'''

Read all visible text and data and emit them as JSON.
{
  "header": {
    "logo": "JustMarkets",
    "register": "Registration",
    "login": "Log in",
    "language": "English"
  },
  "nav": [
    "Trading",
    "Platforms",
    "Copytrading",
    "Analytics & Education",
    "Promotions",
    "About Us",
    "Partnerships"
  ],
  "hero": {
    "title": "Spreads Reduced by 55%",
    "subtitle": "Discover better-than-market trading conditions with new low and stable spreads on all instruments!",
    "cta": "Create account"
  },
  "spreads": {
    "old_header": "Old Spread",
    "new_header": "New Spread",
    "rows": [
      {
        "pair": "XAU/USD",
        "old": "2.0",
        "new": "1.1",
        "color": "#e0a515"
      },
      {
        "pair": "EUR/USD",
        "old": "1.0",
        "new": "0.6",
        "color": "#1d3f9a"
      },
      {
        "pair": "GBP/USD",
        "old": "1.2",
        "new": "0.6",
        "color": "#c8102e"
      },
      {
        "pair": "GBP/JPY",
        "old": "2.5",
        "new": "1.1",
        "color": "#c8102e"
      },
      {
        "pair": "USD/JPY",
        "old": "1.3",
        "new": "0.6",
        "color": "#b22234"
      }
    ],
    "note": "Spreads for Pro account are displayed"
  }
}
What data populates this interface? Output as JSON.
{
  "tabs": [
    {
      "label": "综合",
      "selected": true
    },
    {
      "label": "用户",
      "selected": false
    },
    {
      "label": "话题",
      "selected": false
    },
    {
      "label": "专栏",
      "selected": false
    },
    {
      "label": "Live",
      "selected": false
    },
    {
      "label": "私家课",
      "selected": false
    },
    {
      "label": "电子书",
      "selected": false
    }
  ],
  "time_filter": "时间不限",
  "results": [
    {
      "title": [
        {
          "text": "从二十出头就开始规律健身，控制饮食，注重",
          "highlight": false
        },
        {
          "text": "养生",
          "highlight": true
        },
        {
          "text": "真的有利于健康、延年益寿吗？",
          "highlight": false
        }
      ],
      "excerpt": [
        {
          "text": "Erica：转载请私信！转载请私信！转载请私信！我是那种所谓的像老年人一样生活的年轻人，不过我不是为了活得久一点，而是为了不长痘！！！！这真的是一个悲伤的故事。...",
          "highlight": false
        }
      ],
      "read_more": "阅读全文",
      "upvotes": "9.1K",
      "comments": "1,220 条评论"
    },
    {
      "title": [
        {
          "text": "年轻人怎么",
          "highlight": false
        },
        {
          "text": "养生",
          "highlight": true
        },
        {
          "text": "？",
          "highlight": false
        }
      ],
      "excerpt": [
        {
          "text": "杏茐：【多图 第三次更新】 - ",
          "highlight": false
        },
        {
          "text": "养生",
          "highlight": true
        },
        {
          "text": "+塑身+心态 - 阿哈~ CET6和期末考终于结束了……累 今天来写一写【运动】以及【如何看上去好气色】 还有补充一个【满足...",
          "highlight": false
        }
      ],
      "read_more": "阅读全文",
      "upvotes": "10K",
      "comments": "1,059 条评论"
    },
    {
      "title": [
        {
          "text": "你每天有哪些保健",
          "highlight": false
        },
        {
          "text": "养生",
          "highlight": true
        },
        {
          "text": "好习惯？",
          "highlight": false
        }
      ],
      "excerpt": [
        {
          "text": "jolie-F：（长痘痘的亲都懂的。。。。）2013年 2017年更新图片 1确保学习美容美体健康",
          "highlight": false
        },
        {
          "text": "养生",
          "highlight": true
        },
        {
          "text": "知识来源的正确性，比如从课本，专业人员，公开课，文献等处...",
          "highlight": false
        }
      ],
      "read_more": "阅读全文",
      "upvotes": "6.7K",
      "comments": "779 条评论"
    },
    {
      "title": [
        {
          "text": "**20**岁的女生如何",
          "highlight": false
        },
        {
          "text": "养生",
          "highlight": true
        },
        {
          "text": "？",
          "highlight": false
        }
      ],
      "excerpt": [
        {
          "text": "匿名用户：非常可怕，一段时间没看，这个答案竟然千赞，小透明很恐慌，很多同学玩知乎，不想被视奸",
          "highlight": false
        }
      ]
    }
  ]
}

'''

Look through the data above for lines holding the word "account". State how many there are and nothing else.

2